Paragraph 138 says this:

    "Under a reform system it is crucial that the voters' right to express their view of individual candidates should be at least maintained and preferably enhanced. First past the post does retain the right, theoretical in most cases but occasionally practical as the last election showed, to get rid of a deeply distasteful candidate even in a nominally safe seat".

4 Nov 1998 : Column 275

I suspect it is talking about Tatton.

    "It would be a count against a new system if any candidate, by gaining party machine endorsement for being at the head of a list, were to achieve a position of effective immunity from the preference of the electorate. This is the essence of the case for open as opposed to closed lists for Top-up members".
It is also the essence of the case for the open as opposed to the closed list in the regional list system proposed for Europe.

In paragraph 139, the report states:
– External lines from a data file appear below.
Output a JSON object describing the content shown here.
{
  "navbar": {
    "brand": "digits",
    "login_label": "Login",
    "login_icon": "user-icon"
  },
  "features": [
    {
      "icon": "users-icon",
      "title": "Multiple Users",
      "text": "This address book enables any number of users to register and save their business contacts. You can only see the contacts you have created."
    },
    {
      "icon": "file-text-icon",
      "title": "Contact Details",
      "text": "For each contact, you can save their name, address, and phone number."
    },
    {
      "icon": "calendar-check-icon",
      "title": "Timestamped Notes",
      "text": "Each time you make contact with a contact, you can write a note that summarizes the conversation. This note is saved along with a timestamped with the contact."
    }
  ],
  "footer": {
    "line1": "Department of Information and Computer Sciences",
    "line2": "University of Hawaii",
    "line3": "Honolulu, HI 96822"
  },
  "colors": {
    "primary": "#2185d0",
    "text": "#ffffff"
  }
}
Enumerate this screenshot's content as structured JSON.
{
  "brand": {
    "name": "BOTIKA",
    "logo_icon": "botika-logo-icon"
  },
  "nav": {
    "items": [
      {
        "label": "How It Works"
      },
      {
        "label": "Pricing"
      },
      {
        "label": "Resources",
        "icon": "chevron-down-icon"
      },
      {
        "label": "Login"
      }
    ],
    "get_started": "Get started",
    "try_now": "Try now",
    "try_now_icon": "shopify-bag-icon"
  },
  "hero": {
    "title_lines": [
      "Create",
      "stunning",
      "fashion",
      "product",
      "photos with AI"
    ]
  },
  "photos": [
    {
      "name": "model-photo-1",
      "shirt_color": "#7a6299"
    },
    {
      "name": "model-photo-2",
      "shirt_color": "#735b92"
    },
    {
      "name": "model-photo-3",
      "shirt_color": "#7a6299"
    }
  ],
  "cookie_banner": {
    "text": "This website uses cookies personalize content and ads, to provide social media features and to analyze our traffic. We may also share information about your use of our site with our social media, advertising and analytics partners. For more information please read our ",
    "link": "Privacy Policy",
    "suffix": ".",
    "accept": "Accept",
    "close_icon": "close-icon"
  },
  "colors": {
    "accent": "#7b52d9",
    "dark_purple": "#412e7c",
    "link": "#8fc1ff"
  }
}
    "Nevertheless it remains essential that the elector should have two rights; first, to bolt the party ticket completely with his or her second vote, in other words to vote for a candidate of one party for the constituency and then to cast his or her vote in a different direction for the Top-up representative or representatives".
This is particularly applicable to the system proposed by the noble Lord, Lord Jenkins, and also used for the Scottish parliament and the Welsh assembly.

    "Without this right"--
the right to vote differently--

    "the new system would not fulfil the objective of freeing the voter from the prison of having to suffer an unwanted candidate for the constituency in order to get a desired government. Second, however, it is equally desirable"--
and this is the real point--

    "that the voter should be able to discriminate between the candidate put forward for the list by the party for which he or she wishes to cast the second vote. Only if this is so does the Commission feel that it will have sufficiently discharged its third requirement of providing for an extension of voters' choice".

There is no voters' choice beyond choosing the party in the system proposed for the European parliament. We should take this opportunity of enlarging that voters' choice and moving to the open list. In the light of the Jenkins Commission report, which has come to hand since the 27th October, I invite your Lordships to invite the other place to think again. I beg to move.

Moved, That the House do insist on their Amendment No. 1, to which the Commons have disagreed for their reason numbered 1A.--(Lord Mackay of Ardbrecknish.)

3.15 p.m.

Lord Barnett: My Lords, before the noble Lord sits down, will he tell us whether it is the view of the official Opposition that they support the Jenkins Commission report?

Next Section Back to Table of Contents Lords Hansard Home Page